OUTDOORS COLUMN: Coping with 'failure' after an animal gets away

Bob Kornegay's weekly outdoors column

Bob Kornegay

Bob Kornegay

He got away again. You’ve actually seen him four times and he keeps defeating you. Such a nice buck, too. Good spread, great mass, long tines. You’ve tried everything. You’ve patterned him. You’ve scouted him meticulously. You know him. You can read him like a book, but still he eludes you.

Bless your heart. You failed, didn’t you? Your hunt was unsuccessful.


Hmm. What do you mean?

No, never mind. I know and I understand. You’re my kind of deer hunter, one of those with whom I do not lose patience. One who still understands that every hunt, regardless of outcome, has undeniable fail-safes, events and circumstances that automatically compensate for “failure.” I like your attitude, pal. I really do.

The creek bottom was pretty at daybreak this morning, wasn’t it? The mist rose from the stream like slow smoke. The wood ducks pitched in as they always do. Again you enjoyed their alighting on the water and then trooping out single-file to gather acorns. That’s important to you, huh?

You chuckled over that weird growth on the trunk of that big hickory, didn’t you? You know, the one that looks like a man’s …well, you know. I’ve seen it, too. It is kinda funny. I have photos.

I know what you mean, buddy. Those barred owls are noisy as all get-out. Reckon what they’re talking about that early every morning? And that big old red-tailed hawk. Did he show up? Ever notice how the squirrels get really, really quiet whenever he’s around?

Foxes? No, can’t recall seeing any from that stand. How many this morning? Two? Reds or grays?

Say, have you paid much attention to that big live oak, the one just to the left of your stand over there close to that honeysuckle thicket? I was wondering if there’s still a coon den in that hollow up there near the crown. Oh, a beehive now? Well, I’ll be. Wonder where that fat old boar coon went after he got “evicted.”

Yes, as a matter of fact I have seen those little birds before. They’re Carolina chickadees. Tame little guys, aren’t they? Did you ever have one drop down and just sit there next to you, cocking his head and looking at you like he’s trying to figure out what you are? Surprising what happens in the woods after we learn to sit quietly and be still.

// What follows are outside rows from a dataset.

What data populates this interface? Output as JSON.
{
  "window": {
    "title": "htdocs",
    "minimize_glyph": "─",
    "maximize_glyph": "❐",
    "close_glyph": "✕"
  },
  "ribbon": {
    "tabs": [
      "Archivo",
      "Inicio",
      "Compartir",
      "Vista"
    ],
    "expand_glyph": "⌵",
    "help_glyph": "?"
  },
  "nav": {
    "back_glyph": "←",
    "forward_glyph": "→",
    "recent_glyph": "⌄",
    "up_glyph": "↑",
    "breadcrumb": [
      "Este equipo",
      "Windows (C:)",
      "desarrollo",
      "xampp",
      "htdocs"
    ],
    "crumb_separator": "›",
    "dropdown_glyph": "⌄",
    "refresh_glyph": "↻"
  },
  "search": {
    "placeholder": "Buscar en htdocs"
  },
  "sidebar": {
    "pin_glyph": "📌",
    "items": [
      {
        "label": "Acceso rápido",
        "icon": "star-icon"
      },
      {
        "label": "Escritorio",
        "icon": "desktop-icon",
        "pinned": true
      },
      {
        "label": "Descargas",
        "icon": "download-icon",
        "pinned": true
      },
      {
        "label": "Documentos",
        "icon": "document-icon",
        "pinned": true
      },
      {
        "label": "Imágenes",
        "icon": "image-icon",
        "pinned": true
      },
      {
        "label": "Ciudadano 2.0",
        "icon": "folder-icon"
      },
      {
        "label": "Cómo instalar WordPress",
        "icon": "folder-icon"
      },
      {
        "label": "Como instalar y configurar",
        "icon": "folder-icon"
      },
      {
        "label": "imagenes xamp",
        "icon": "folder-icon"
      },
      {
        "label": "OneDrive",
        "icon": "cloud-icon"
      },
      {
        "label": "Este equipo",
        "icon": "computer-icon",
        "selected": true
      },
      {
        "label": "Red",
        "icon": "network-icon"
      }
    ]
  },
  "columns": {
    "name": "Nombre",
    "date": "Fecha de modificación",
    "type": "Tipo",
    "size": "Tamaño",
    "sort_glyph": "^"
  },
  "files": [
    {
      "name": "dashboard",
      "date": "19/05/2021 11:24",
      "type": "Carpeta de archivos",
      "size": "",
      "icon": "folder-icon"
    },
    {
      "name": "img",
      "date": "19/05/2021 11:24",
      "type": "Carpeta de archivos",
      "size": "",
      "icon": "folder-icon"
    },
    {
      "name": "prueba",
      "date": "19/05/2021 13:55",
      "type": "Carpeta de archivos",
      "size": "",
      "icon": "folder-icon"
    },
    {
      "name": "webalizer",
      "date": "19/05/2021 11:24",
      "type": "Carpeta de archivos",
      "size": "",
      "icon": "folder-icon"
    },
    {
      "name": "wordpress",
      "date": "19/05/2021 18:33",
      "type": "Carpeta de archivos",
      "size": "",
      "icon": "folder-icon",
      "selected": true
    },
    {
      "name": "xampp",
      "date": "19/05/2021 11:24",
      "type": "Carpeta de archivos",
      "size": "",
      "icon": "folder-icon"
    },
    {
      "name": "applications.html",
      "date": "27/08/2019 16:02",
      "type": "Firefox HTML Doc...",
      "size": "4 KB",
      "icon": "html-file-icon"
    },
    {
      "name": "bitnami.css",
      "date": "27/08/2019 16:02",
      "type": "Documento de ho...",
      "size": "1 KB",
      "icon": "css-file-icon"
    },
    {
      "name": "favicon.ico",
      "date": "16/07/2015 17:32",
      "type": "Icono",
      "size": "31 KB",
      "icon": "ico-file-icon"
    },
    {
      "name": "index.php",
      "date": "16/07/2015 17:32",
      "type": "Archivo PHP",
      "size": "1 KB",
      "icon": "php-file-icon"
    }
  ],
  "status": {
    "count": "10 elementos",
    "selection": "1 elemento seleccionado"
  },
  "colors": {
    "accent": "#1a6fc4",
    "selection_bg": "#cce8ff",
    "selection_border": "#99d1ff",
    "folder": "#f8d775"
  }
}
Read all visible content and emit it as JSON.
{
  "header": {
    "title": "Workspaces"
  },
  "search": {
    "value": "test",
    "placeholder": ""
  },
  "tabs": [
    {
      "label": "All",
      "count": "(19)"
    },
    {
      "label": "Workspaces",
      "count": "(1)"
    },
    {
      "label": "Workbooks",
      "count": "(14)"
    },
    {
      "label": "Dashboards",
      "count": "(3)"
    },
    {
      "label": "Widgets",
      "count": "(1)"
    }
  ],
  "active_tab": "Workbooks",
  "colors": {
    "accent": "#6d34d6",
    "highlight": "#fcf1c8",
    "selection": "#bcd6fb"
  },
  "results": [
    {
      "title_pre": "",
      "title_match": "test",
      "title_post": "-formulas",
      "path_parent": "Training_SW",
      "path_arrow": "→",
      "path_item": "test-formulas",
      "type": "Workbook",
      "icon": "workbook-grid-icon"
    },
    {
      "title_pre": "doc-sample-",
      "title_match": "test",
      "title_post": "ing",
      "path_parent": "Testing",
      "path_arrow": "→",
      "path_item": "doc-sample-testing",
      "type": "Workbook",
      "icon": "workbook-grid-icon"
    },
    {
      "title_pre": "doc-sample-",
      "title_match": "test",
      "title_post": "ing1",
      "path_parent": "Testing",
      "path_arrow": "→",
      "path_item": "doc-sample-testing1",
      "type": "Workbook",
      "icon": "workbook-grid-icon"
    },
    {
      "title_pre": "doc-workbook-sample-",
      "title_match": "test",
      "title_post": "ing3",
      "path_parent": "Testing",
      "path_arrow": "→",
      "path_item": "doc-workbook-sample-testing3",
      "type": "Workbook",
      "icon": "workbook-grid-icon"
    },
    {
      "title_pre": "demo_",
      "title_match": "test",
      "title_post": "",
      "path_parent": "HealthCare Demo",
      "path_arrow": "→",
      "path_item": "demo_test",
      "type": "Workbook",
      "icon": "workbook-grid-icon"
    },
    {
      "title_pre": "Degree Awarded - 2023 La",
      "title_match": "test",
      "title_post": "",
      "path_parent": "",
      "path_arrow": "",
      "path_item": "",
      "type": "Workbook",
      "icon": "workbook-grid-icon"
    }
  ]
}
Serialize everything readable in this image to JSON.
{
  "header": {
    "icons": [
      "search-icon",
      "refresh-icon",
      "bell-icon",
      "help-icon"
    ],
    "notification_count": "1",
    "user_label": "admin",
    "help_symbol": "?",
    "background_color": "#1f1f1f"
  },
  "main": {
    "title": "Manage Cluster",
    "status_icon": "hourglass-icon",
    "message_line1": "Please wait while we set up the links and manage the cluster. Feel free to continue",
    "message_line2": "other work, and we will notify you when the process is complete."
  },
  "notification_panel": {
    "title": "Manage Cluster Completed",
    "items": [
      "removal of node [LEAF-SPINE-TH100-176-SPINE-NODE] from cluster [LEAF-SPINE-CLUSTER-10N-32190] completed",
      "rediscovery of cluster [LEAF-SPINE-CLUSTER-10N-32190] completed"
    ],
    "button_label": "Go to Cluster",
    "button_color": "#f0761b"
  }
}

Hey, you reckon some of these fail-safe hunt savers might one day help you bag that big buck you’re after? I mean, for instance, what if one day you notice the owls aren’t quite as talkative or the squirrels go suddenly silent, even when the hawk isn’t there? Or suppose one of those chickadees stops looking at you and starts eyeballing some movement in the underbrush that you never would have noticed otherwise. And what about that doe who’s blowing and stamping her front foot at you? What if she all of a sudden becomes mighty interested in something else she hears or smells? Wouldn’t it be funny if one of these “distractions” all your buddies picks on you about turns out to be the very thing that puts you in the right place at the right time? That could happen, you know.

I know, I know. That would be a nice bonus, not to mention a good-sized piece of poetic justice. But you don’t really care about that, do you? No, you don’t. I can tell.

It’s all the same to you, isn’t it? Like you said earlier, a fella gets treated to a lot of sights and sounds when he’s on a deer stand, even when the deer aren’t moving. Knowing how to appreciate those sights and sounds is all that really counts.

Makes me feel good to know someone like you.

Did I mention awhile back that you’re my kind of deer hunter?

Indeed you are.